  6. PICK YOUR BATTLES Life is not fair and justice is a goal but not always a reality. There are situations where the cards are stacked before the are dealt. In those cases you need to evaluate what is possible and what is not possible. Changing an existing condition may be possible and you should have the courage to act even where the odds are against you. There are also situations where no matter what you do you are not going to succeed. Unless you enjoy being a martyr recognize the facts.
  7. THERE IS NO CRYING IN BASEBALL OR IN TRIAL WORK You learn quickly as a trial lawyer there are lots of things about the trial system that are unfair and not right. If you are a woman trial lawyer you will probably recognize rather quickly about gender discrimination. The young trial lawyer may experience the discrimination of the older members of the profession. If you are representing clients charged with a crime you will learn how difficult it is to get justice. There are so many reasons to complain about the system that are not going to change anytime soon that if you dwell on them, you will not grow into the kind of lawyer you should become. You should conduct yourself as a professional and be firm about who you are and your role,. However, don’t spend your time whining to your friends about it. It’s a waste of time, Toughen up. Trial work requires courage and determination.
  8. BE YOU AND NOT SOMEONE ELSE Don’t waste your time trying to be someone else you admire. Learn from those who have something worthwhile to teach but always make it yours. You are unique. Over and over I see lawyers I would never expect to be successful based upon appearances who are, in fact, great trial lawyers because they are totally authentic – warts, bumps and all. People respond to authentic human beings so be the unique person God created when he created you.
  9. WHATEVER YOU TAKE ON GIVE IT YOUR BEST EFFORT Everyone should evaluate legal work you have accepted and be prepared to re-evaluate it at every stage, but in all things give it your best effort. Nothing is worse then a half hearted trial lawyers.
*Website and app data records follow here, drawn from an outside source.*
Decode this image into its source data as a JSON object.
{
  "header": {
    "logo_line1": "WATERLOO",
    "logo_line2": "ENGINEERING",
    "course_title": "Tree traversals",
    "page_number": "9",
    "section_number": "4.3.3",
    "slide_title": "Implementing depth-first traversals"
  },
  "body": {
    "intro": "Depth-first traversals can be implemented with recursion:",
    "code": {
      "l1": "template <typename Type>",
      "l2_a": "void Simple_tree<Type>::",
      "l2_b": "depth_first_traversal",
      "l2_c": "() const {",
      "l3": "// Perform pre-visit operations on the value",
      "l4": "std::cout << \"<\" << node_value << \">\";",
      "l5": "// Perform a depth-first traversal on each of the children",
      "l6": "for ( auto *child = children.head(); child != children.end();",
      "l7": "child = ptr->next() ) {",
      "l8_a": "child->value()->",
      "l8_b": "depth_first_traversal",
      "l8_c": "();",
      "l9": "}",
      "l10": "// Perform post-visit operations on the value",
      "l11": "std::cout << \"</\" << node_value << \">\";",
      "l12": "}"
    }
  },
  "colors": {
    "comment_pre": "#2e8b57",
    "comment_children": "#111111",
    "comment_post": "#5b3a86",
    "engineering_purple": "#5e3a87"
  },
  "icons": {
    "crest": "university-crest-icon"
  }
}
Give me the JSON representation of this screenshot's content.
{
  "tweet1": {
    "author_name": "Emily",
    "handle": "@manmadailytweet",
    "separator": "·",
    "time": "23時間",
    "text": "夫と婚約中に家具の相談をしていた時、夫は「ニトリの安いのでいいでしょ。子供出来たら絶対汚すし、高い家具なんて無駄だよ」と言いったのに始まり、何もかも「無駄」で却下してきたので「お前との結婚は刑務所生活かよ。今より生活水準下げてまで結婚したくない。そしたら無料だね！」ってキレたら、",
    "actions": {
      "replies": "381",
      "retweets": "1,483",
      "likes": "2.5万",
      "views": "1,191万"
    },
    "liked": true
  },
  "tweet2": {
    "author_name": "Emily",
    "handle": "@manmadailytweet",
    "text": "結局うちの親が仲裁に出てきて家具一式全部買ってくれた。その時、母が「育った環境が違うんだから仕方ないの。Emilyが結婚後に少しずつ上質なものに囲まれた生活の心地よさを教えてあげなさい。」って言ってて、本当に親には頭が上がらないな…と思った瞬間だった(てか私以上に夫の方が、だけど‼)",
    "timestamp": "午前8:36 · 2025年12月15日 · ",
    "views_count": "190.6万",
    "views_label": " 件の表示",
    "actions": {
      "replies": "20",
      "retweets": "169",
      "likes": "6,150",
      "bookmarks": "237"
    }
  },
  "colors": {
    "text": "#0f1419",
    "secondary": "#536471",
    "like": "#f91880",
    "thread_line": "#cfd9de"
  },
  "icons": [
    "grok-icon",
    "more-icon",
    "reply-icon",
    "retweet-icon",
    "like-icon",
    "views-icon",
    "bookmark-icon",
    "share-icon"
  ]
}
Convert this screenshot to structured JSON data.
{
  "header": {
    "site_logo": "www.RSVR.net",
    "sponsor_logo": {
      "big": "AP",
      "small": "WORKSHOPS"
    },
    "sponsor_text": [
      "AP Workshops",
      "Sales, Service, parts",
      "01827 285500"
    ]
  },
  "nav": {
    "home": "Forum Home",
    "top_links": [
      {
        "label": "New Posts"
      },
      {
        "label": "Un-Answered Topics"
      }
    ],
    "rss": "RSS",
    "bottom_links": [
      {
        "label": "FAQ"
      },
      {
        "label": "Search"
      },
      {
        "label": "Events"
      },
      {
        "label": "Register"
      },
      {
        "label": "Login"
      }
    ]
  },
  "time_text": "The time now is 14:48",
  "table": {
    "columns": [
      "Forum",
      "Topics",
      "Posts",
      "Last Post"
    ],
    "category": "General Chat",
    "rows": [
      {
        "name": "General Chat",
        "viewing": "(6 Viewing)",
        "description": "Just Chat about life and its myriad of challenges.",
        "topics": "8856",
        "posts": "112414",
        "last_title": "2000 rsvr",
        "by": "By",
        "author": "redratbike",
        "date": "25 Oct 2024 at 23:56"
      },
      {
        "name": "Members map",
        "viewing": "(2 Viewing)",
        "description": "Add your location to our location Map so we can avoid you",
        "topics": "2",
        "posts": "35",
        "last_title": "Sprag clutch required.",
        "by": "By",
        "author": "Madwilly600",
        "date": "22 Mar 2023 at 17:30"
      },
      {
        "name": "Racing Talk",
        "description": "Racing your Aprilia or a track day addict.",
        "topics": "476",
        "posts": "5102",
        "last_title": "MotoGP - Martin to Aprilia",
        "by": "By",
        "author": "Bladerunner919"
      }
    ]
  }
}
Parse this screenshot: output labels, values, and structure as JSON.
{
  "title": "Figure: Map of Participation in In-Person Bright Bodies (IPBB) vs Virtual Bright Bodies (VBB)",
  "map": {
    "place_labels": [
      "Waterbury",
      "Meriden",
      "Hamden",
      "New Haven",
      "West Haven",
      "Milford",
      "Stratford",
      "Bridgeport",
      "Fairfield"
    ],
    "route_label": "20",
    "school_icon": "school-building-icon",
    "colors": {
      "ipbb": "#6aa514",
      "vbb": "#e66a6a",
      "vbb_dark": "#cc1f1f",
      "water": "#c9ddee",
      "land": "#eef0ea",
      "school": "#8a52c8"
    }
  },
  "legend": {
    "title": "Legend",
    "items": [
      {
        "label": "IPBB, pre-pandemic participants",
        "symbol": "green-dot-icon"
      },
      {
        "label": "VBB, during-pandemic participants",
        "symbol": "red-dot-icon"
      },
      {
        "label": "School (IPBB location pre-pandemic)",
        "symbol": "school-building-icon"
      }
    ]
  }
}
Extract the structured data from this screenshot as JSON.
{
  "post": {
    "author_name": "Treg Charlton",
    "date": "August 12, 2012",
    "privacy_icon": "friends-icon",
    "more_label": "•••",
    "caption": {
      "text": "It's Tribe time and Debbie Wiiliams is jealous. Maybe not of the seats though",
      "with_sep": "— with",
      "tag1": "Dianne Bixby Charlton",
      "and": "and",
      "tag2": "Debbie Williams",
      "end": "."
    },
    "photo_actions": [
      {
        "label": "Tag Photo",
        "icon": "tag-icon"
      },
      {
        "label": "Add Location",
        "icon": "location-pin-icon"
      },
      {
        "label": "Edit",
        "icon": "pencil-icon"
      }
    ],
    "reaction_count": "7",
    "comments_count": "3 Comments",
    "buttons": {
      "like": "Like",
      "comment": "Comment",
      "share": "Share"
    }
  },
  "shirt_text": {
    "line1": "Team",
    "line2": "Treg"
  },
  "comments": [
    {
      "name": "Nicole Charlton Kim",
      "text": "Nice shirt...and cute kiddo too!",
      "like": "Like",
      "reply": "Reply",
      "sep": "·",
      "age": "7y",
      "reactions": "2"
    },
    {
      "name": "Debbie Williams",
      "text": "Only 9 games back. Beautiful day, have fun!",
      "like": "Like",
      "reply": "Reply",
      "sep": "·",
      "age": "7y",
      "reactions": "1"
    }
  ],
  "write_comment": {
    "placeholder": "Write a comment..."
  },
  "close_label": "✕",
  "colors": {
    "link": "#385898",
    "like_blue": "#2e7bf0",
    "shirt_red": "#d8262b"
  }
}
If you accept the work, then give it your best effort at all times and I all things.
  10. FOR A SHORT COURSE IN HUMAN NATURE STUDY DALE CARNEGIE Dale Carnegie taught courses in success and was a best selling author on the subject in the 1920’s & 1930’s. He wrote what is probably the most accurate encyclopedia of human nature in 1936 with his book How to Win Friends and Influence People which remains today a best seller and has been translated into thirty one languages. Trial lawyers have a justified reputation for being loud, combative and often obnoxious people. Too many of us haven’t a clue about the makeup of people who serve on a jurors, our clients or the judges we deal with. This simple, interesting and very accurate book, with an unfortunate title, is all one needs to rectify this failure on our part if its teachings are put into practice